The Reading Borough court clearly took this accusation seriously; they took witness statements and performed the body searches the day after hearing the accusation. They also spent significant money on dealing with this case. The court followed the latest expert advice by searching the accused. At this time in England, it was believed that witches had demonic assistants or familiars in the form of animals which were provided by the Devil. These familiars could be sent by the witch to do evil, in this case make Edward Bonevant ill. These familiars would be rewarded by the witch by being fed with the witches’ own blood sucked from their body. Witches could also have insensible spots on their body left by the Devil’s touch.
These beliefs, and the fact that evidence for witchcraft was otherwise hard to obtain, led to the intimate physical searches seen in this case. The result of this type of search may depend on the searchers opinion of the accused. One of the searchers was Joan Greene who had also testified against William and Edith Walls when she and Edith had previously argued. Edward’s symptoms fitted the usual pattern of people afflicted by a witches’ familiar, and the witness statements mentioned a mouse and an ill spirit. On the other hand, the court may have noted this because it suited their purpose to frame this accusation in a way that fitted the requirements of the 1604 Witchcraft Act, and to show they were treating the accusation seriously.

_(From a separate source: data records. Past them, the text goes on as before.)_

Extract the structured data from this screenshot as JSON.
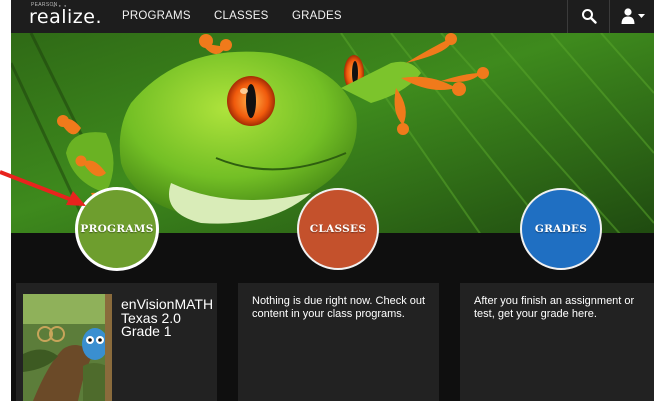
{
  "nav": {
    "brand_small": "PEARSON",
    "brand": "realize.",
    "items": [
      "PROGRAMS",
      "CLASSES",
      "GRADES"
    ],
    "icons": [
      "search-icon",
      "user-icon",
      "caret-down-icon"
    ]
  },
  "hero": {
    "circles": [
      {
        "label": "PROGRAMS",
        "color": "#6e9e2e"
      },
      {
        "label": "CLASSES",
        "color": "#c4512c"
      },
      {
        "label": "GRADES",
        "color": "#1f6fc2"
      }
    ]
  },
  "cards": {
    "program": {
      "title_lines": [
        "enVisionMATH",
        "Texas 2.0",
        "Grade 1"
      ]
    },
    "classes": {
      "text": "Nothing is due right now. Check out content in your class programs."
    },
    "grades": {
      "text": "After you finish an assignment or test, get your grade here."
    }
  },
  "annotation": {
    "arrow_color": "#e8231d"
  }
}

Edward Clarke, the senior magistrate, was a deeply religious man and a known supporter of Godly causes. He also had previous experience of witchcraft accusations. The religious divisions in Reading and the religious opinions of the
magistrates likely influenced how this witchcraft accusation was received.
Those involved in this case:
The searchers of Edith Walls – Jone Pettie, Elizabeth Hickes, Agnes Card, Elizabeth Cheiffe, Ellyn Halpenye, Jone Green, Ellyn Burley and Alice Osborn.
Two people stood bail for William Walls – Richard Robinson, cordwayner, and George Nethercott, Cardmaker